Given data Block Start
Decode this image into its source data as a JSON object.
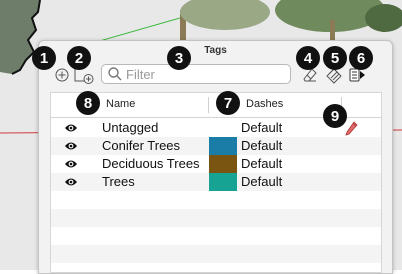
{
  "panel": {
    "title": "Tags"
  },
  "search": {
    "placeholder": "Filter",
    "value": ""
  },
  "columns": {
    "name": "Name",
    "dashes": "Dashes"
  },
  "tags": [
    {
      "name": "Untagged",
      "color": "",
      "dashes": "Default",
      "visible": true
    },
    {
      "name": "Conifer Trees",
      "color": "#1a7da8",
      "dashes": "Default",
      "visible": true
    },
    {
      "name": "Deciduous Trees",
      "color": "#7a5512",
      "dashes": "Default",
      "visible": true
    },
    {
      "name": "Trees",
      "color": "#16a393",
      "dashes": "Default",
      "visible": true
    }
  ],
  "callouts": [
    "1",
    "2",
    "3",
    "4",
    "5",
    "6",
    "7",
    "8",
    "9"
  ],
  "icons": {
    "add_tag": "add-tag-icon",
    "add_folder": "add-folder-icon",
    "search": "search-icon",
    "eraser": "eraser-icon",
    "color_by_tag": "color-by-tag-icon",
    "details": "details-arrow-icon",
    "visibility": "eye-icon",
    "active_tag": "pencil-icon"
  }
}
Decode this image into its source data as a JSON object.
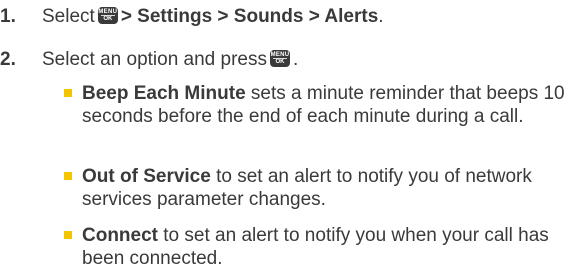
{
  "steps": [
    {
      "number": "1.",
      "prefix": "Select",
      "key_icon": {
        "name": "menu-ok-key",
        "top_label": "MENU",
        "bottom_label": "OK"
      },
      "path": "> Settings > Sounds > Alerts",
      "suffix": "."
    },
    {
      "number": "2.",
      "prefix": "Select an option and press",
      "key_icon": {
        "name": "menu-ok-key",
        "top_label": "MENU",
        "bottom_label": "OK"
      },
      "suffix": "."
    }
  ],
  "options": [
    {
      "term": "Beep Each Minute",
      "description": " sets a minute reminder that beeps 10 seconds before the end of each minute during a call."
    },
    {
      "term": "Out of Service",
      "description": " to set an alert to notify you of network services parameter changes."
    },
    {
      "term": "Connect",
      "description": " to set an alert to notify you when your call has been connected."
    }
  ],
  "colors": {
    "text": "#3a3a3a",
    "bullet": "#f3c400",
    "key_icon": "#3a3a3a"
  }
}
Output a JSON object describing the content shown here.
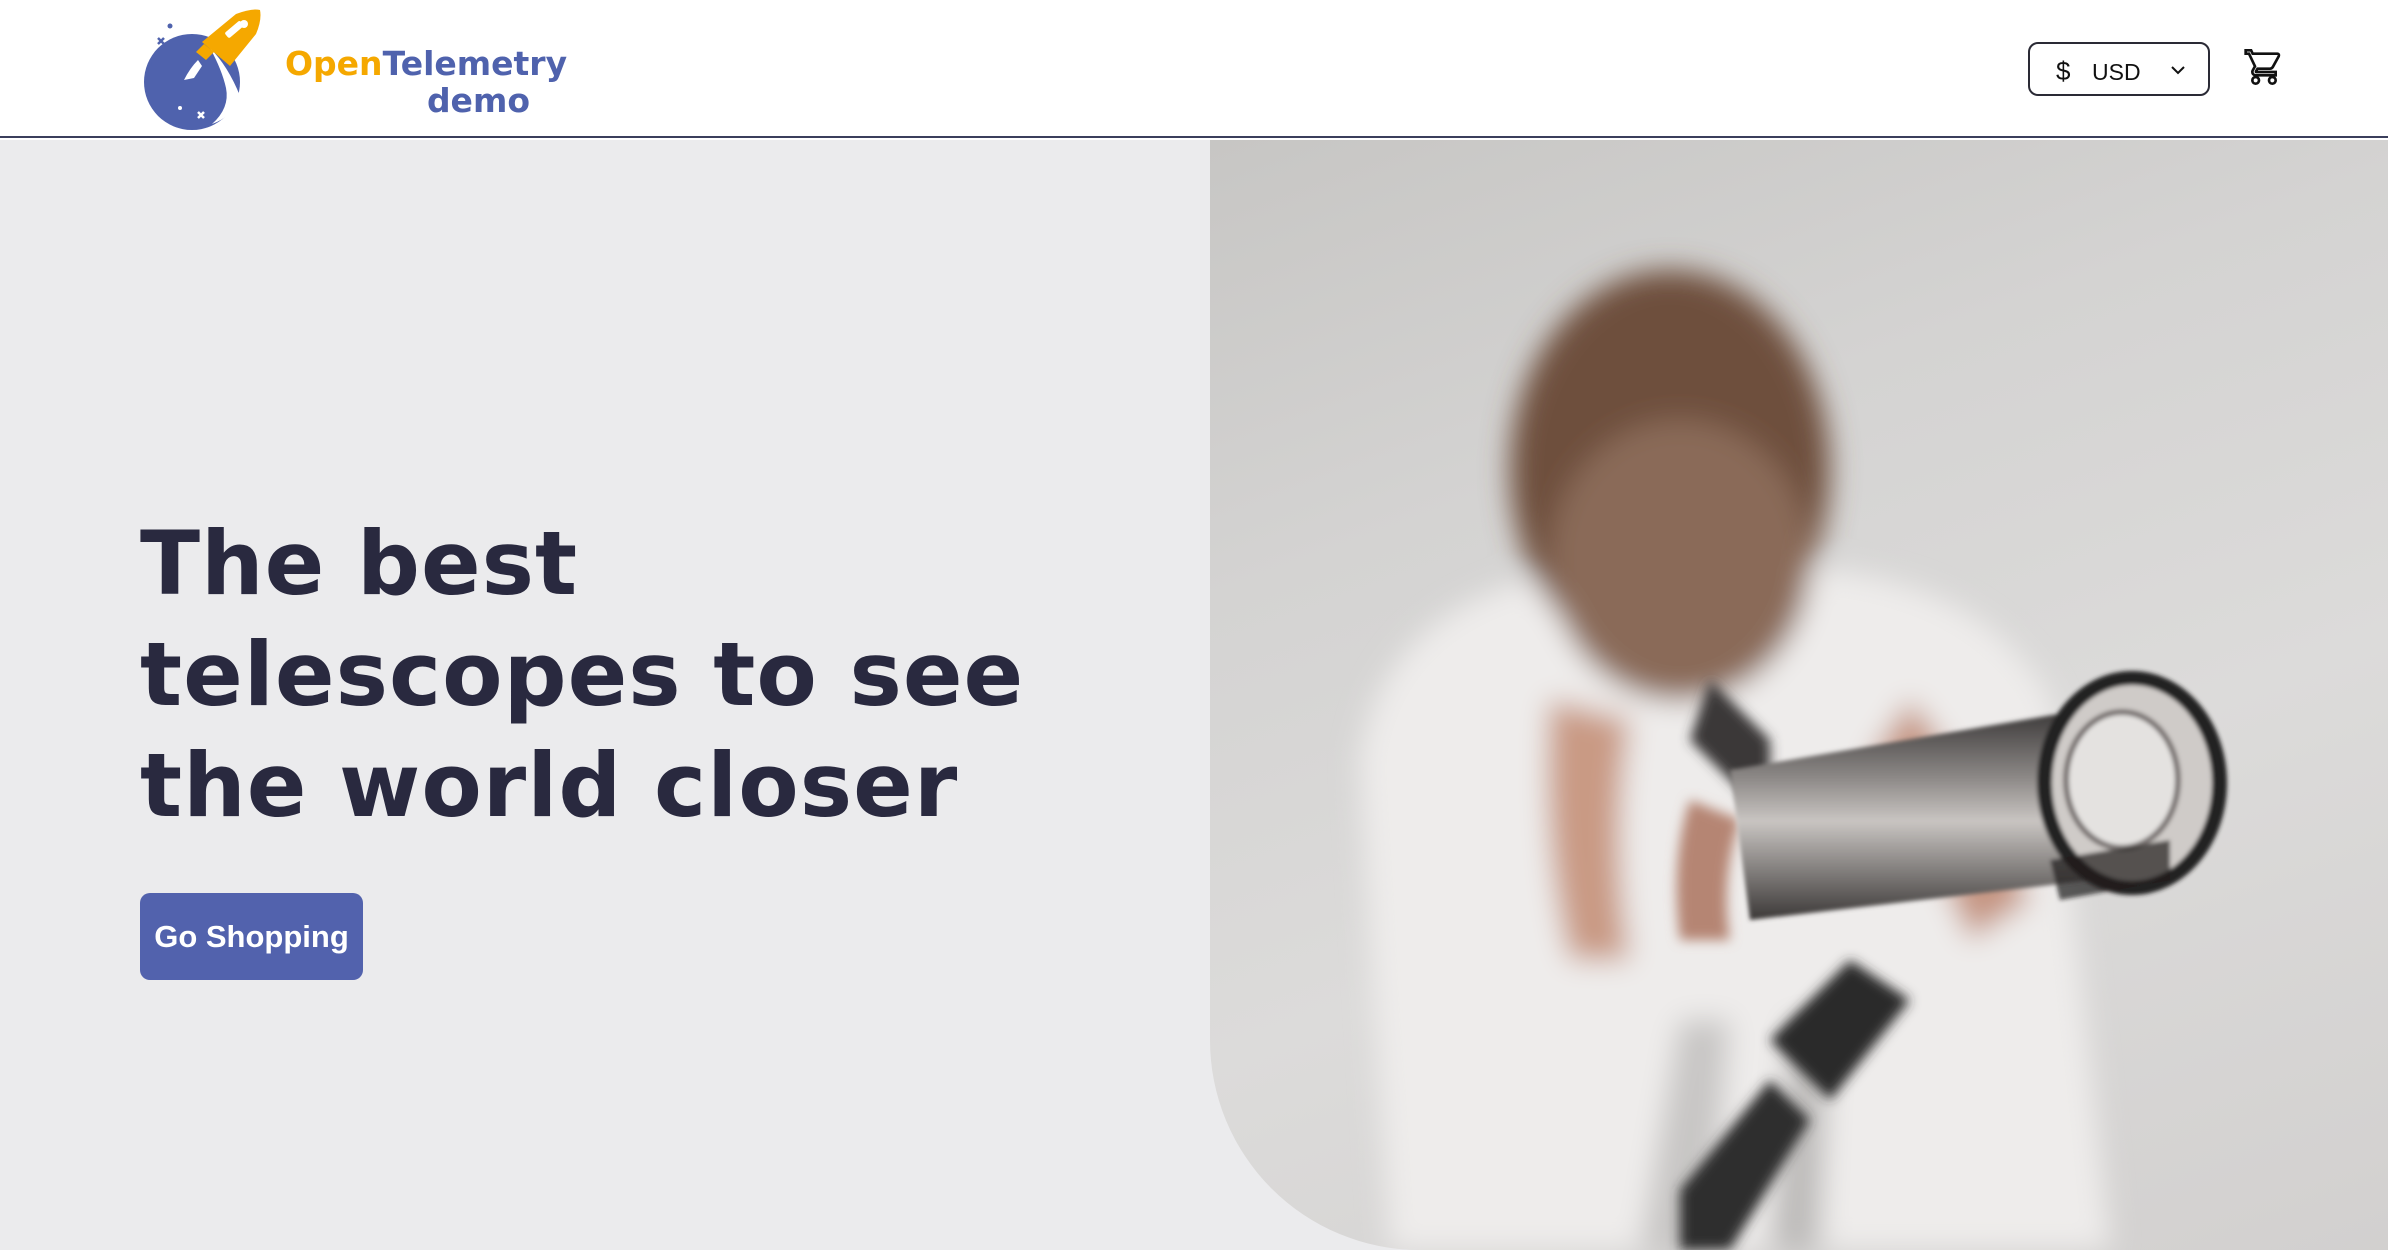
{
  "header": {
    "logo": {
      "word_open": "Open",
      "word_telemetry": "Telemetry",
      "word_demo": "demo",
      "icon": "rocket-planet-logo"
    },
    "currency_selector": {
      "symbol": "$",
      "code": "USD",
      "icon": "chevron-down-icon"
    },
    "cart": {
      "icon": "shopping-cart-icon"
    }
  },
  "hero": {
    "title": "The best telescopes to see the world closer",
    "button_label": "Go Shopping",
    "image": "child-looking-through-telescope"
  },
  "colors": {
    "brand_blue": "#5262ad",
    "brand_orange": "#f5a800",
    "heading": "#29293f",
    "hero_bg": "#ebebed"
  }
}
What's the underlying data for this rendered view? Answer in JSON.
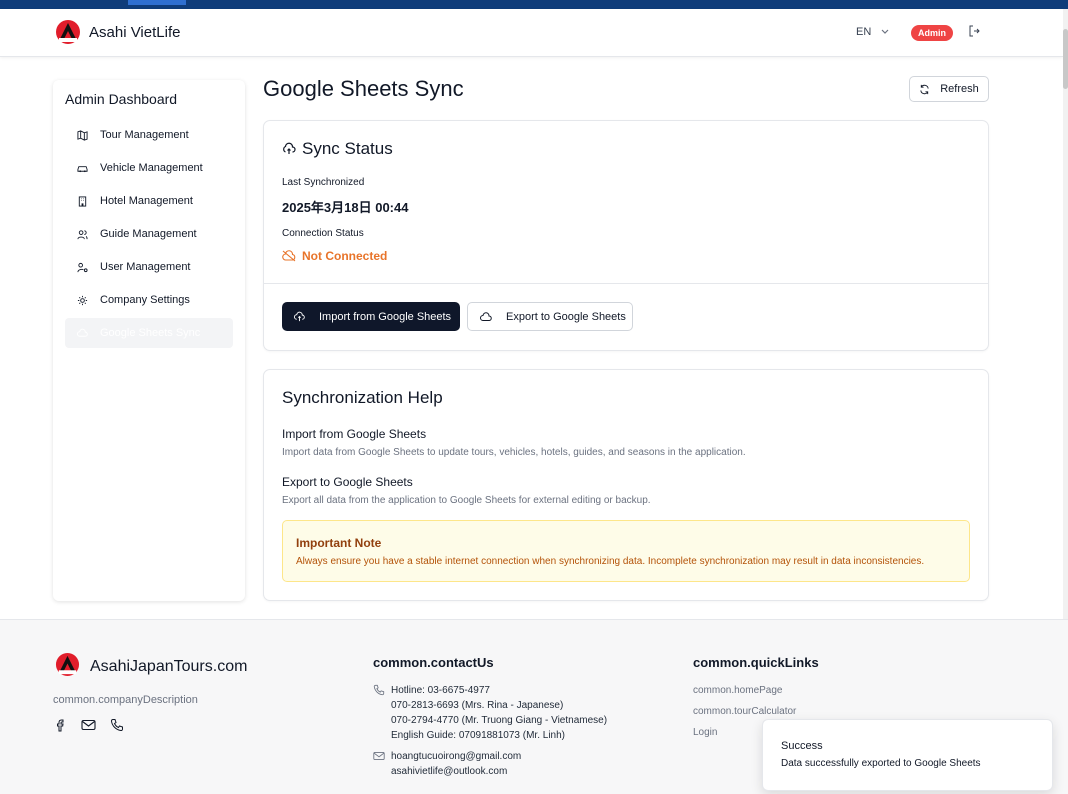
{
  "header": {
    "brand": "Asahi VietLife",
    "language": "EN",
    "role_badge": "Admin"
  },
  "sidebar": {
    "title": "Admin Dashboard",
    "items": [
      {
        "label": "Tour Management",
        "icon": "map-icon"
      },
      {
        "label": "Vehicle Management",
        "icon": "car-icon"
      },
      {
        "label": "Hotel Management",
        "icon": "building-icon"
      },
      {
        "label": "Guide Management",
        "icon": "users-icon"
      },
      {
        "label": "User Management",
        "icon": "user-key-icon"
      },
      {
        "label": "Company Settings",
        "icon": "gear-icon"
      },
      {
        "label": "Google Sheets Sync",
        "icon": "cloud-icon",
        "active": true
      }
    ]
  },
  "main": {
    "title": "Google Sheets Sync",
    "refresh_label": "Refresh",
    "sync_status": {
      "title": "Sync Status",
      "last_sync_label": "Last Synchronized",
      "last_sync_value": "2025年3月18日 00:44",
      "connection_label": "Connection Status",
      "connection_value": "Not Connected",
      "import_button": "Import from Google Sheets",
      "export_button": "Export to Google Sheets"
    },
    "help": {
      "title": "Synchronization Help",
      "import_title": "Import from Google Sheets",
      "import_desc": "Import data from Google Sheets to update tours, vehicles, hotels, guides, and seasons in the application.",
      "export_title": "Export to Google Sheets",
      "export_desc": "Export all data from the application to Google Sheets for external editing or backup.",
      "note_title": "Important Note",
      "note_text": "Always ensure you have a stable internet connection when synchronizing data. Incomplete synchronization may result in data inconsistencies."
    }
  },
  "footer": {
    "brand": "AsahiJapanTours.com",
    "description": "common.companyDescription",
    "contact_title": "common.contactUs",
    "hotline_lines": [
      "Hotline: 03-6675-4977",
      "070-2813-6693 (Mrs. Rina - Japanese)",
      "070-2794-4770 (Mr. Truong Giang - Vietnamese)",
      "English Guide: 07091881073 (Mr. Linh)"
    ],
    "emails": [
      "hoangtucuoirong@gmail.com",
      "asahivietlife@outlook.com"
    ],
    "quicklinks_title": "common.quickLinks",
    "links": [
      "common.homePage",
      "common.tourCalculator",
      "Login"
    ]
  },
  "toast": {
    "title": "Success",
    "message": "Data successfully exported to Google Sheets"
  },
  "colors": {
    "primary_dark": "#0f172a",
    "danger_badge": "#ef4444",
    "warning_text": "#e8742a",
    "note_bg": "#fefce8"
  }
}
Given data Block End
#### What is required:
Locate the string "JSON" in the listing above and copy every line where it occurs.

#### Response area:
Decode this image into its source data as a JSON object.
Decode this image into its source data as a JSON object.
Output a JSON object describing the content shown here.
What's the underlying data for this rendered view? Answer in JSON.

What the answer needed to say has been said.